Task objective
Whenever a line of the listing contains the string "English", return that line.
(Dataset records Opens)
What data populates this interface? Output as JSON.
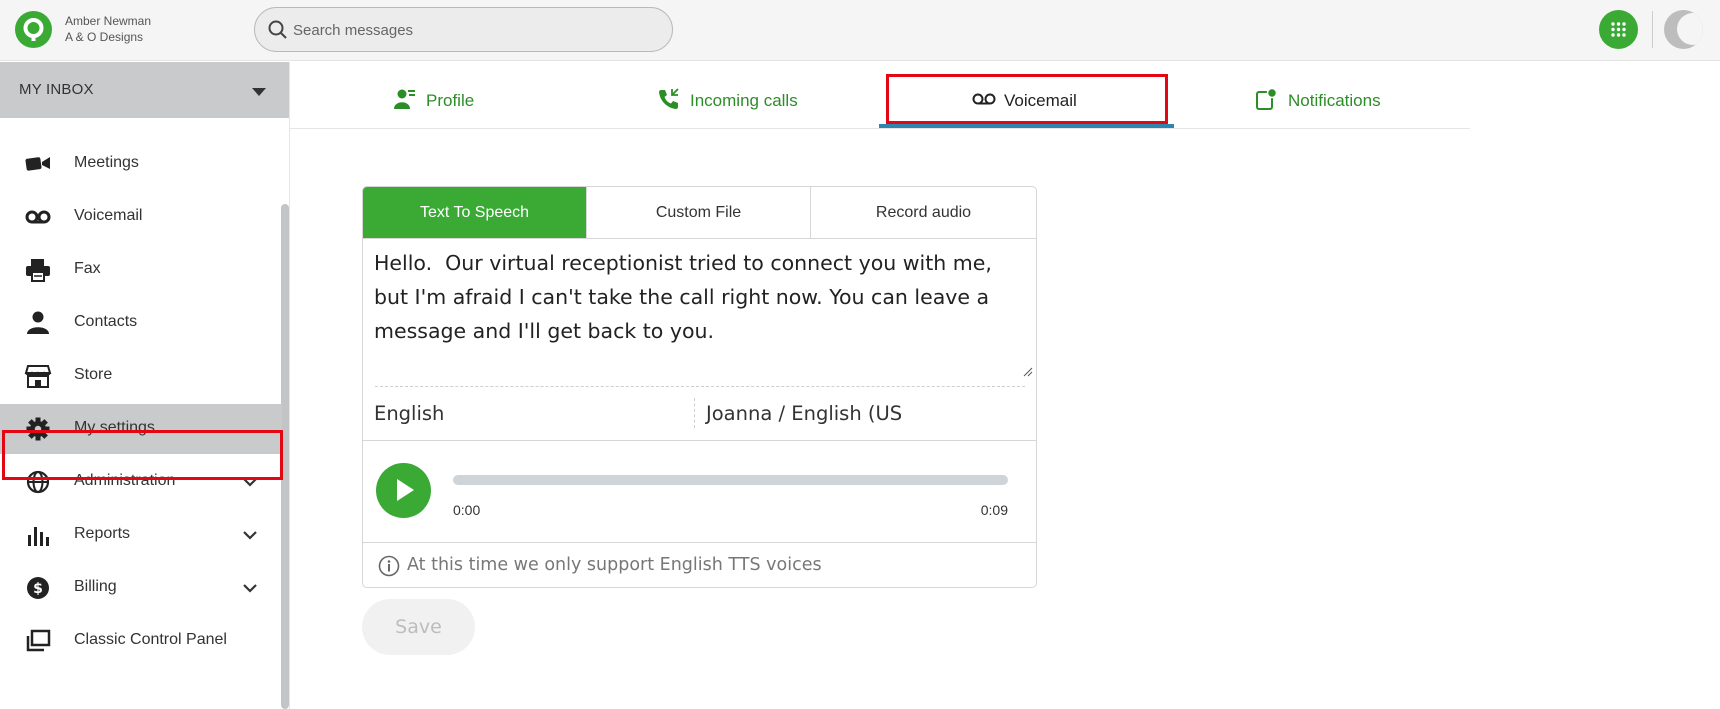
{
  "header": {
    "user_name": "Amber Newman",
    "company": "A & O Designs",
    "search_placeholder": "Search messages",
    "logo_icon": "phone-pin-logo",
    "apps_icon": "grid-icon",
    "avatar_icon": "moon-avatar"
  },
  "sidebar": {
    "inbox_label": "MY INBOX",
    "items": [
      {
        "label": "Meetings",
        "icon": "video-camera-icon"
      },
      {
        "label": "Voicemail",
        "icon": "voicemail-icon"
      },
      {
        "label": "Fax",
        "icon": "fax-icon"
      },
      {
        "label": "Contacts",
        "icon": "person-icon"
      },
      {
        "label": "Store",
        "icon": "store-icon"
      },
      {
        "label": "My settings",
        "icon": "gear-icon",
        "active": true
      },
      {
        "label": "Administration",
        "icon": "globe-icon",
        "expandable": true
      },
      {
        "label": "Reports",
        "icon": "bar-chart-icon",
        "expandable": true
      },
      {
        "label": "Billing",
        "icon": "dollar-icon",
        "expandable": true
      },
      {
        "label": "Classic Control Panel",
        "icon": "windows-icon"
      }
    ]
  },
  "tabs": [
    {
      "label": "Profile",
      "icon": "profile-icon"
    },
    {
      "label": "Incoming calls",
      "icon": "incoming-call-icon"
    },
    {
      "label": "Voicemail",
      "icon": "voicemail-icon",
      "active": true
    },
    {
      "label": "Notifications",
      "icon": "notification-icon"
    }
  ],
  "greeting": {
    "modes": [
      "Text To Speech",
      "Custom File",
      "Record audio"
    ],
    "active_mode": "Text To Speech",
    "text": "Hello.  Our virtual receptionist tried to connect you with me, but I'm afraid I can't take the call right now. You can leave a message and I'll get back to you.",
    "language": "English",
    "voice": "Joanna / English (US",
    "player": {
      "current_time": "0:00",
      "duration": "0:09",
      "progress": 0
    },
    "info_text": "At this time we only support English TTS voices",
    "save_label": "Save"
  },
  "colors": {
    "brand_green": "#3aaa35",
    "highlight_red": "#e30613",
    "tab_underline": "#2e86ae"
  }
}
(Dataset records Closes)
Output of the exercise
    "language": "English",
    "voice": "Joanna / English (US",
    "info_text": "At this time we only support English TTS voices",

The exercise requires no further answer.